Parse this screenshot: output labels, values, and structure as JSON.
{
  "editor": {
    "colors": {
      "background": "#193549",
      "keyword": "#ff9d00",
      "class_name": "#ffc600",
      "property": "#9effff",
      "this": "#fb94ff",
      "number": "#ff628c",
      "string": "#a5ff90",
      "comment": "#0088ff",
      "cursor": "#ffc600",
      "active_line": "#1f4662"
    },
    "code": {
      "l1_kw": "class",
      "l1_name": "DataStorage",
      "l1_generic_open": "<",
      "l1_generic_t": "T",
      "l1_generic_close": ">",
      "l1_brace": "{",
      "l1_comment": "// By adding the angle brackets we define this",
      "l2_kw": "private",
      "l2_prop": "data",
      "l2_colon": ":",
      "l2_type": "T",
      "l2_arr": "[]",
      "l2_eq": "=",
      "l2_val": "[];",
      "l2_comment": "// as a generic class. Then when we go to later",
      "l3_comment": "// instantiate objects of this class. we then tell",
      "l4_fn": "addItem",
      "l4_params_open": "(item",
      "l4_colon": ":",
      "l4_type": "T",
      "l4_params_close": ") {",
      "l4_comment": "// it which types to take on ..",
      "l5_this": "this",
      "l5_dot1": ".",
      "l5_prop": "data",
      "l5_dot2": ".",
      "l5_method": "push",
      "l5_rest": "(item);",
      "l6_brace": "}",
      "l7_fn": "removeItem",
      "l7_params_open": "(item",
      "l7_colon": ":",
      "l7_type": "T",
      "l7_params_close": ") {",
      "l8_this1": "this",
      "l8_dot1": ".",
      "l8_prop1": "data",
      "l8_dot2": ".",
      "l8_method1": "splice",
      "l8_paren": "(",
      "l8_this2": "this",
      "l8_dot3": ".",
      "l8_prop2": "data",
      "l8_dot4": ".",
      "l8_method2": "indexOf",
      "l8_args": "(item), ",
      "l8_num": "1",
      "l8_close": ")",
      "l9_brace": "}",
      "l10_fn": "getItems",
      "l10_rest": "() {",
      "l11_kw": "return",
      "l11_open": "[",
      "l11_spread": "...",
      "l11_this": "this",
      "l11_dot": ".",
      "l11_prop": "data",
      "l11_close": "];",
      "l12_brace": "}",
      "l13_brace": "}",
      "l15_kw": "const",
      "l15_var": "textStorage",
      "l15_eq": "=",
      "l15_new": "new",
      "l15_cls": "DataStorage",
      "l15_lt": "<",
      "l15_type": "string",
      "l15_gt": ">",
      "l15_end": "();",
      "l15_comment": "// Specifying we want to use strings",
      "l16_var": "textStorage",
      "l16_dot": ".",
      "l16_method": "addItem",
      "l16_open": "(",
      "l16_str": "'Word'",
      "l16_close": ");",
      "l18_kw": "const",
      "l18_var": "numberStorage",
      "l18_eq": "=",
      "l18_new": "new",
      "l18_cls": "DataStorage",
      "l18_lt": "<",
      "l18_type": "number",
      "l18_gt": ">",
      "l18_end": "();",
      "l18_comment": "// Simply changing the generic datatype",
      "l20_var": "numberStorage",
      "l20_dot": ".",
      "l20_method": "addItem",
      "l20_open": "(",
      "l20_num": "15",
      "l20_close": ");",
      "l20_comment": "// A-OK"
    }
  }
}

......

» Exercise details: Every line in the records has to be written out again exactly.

» Reply:
Parse this screenshot: output labels, values, and structure as JSON.
{
  "editor": {
    "colors": {
      "background": "#193549",
      "keyword": "#ff9d00",
      "class_name": "#ffc600",
      "property": "#9effff",
      "this": "#fb94ff",
      "number": "#ff628c",
      "string": "#a5ff90",
      "comment": "#0088ff",
      "cursor": "#ffc600",
      "active_line": "#1f4662"
    },
    "code": {
      "l1_kw": "class",
      "l1_name": "DataStorage",
      "l1_generic_open": "<",
      "l1_generic_t": "T",
      "l1_generic_close": ">",
      "l1_brace": "{",
      "l1_comment": "// By adding the angle brackets we define this",
      "l2_kw": "private",
      "l2_prop": "data",
      "l2_colon": ":",
      "l2_type": "T",
      "l2_arr": "[]",
      "l2_eq": "=",
      "l2_val": "[];",
      "l2_comment": "// as a generic class. Then when we go to later",
      "l3_comment": "// instantiate objects of this class. we then tell",
      "l4_fn": "addItem",
      "l4_params_open": "(item",
      "l4_colon": ":",
      "l4_type": "T",
      "l4_params_close": ") {",
      "l4_comment": "// it which types to take on ..",
      "l5_this": "this",
      "l5_dot1": ".",
      "l5_prop": "data",
      "l5_dot2": ".",
      "l5_method": "push",
      "l5_rest": "(item);",
      "l6_brace": "}",
      "l7_fn": "removeItem",
      "l7_params_open": "(item",
      "l7_colon": ":",
      "l7_type": "T",
      "l7_params_close": ") {",
      "l8_this1": "this",
      "l8_dot1": ".",
      "l8_prop1": "data",
      "l8_dot2": ".",
      "l8_method1": "splice",
      "l8_paren": "(",
      "l8_this2": "this",
      "l8_dot3": ".",
      "l8_prop2": "data",
      "l8_dot4": ".",
      "l8_method2": "indexOf",
      "l8_args": "(item), ",
      "l8_num": "1",
      "l8_close": ")",
      "l9_brace": "}",
      "l10_fn": "getItems",
      "l10_rest": "() {",
      "l11_kw": "return",
      "l11_open": "[",
      "l11_spread": "...",
      "l11_this": "this",
      "l11_dot": ".",
      "l11_prop": "data",
      "l11_close": "];",
      "l12_brace": "}",
      "l13_brace": "}",
      "l15_kw": "const",
      "l15_var": "textStorage",
      "l15_eq": "=",
      "l15_new": "new",
      "l15_cls": "DataStorage",
      "l15_lt": "<",
      "l15_type": "string",
      "l15_gt": ">",
      "l15_end": "();",
      "l15_comment": "// Specifying we want to use strings",
      "l16_var": "textStorage",
      "l16_dot": ".",
      "l16_method": "addItem",
      "l16_open": "(",
      "l16_str": "'Word'",
      "l16_close": ");",
      "l18_kw": "const",
      "l18_var": "numberStorage",
      "l18_eq": "=",
      "l18_new": "new",
      "l18_cls": "DataStorage",
      "l18_lt": "<",
      "l18_type": "number",
      "l18_gt": ">",
      "l18_end": "();",
      "l18_comment": "// Simply changing the generic datatype",
      "l20_var": "numberStorage",
      "l20_dot": ".",
      "l20_method": "addItem",
      "l20_open": "(",
      "l20_num": "15",
      "l20_close": ");",
      "l20_comment": "// A-OK"
    }
  }
}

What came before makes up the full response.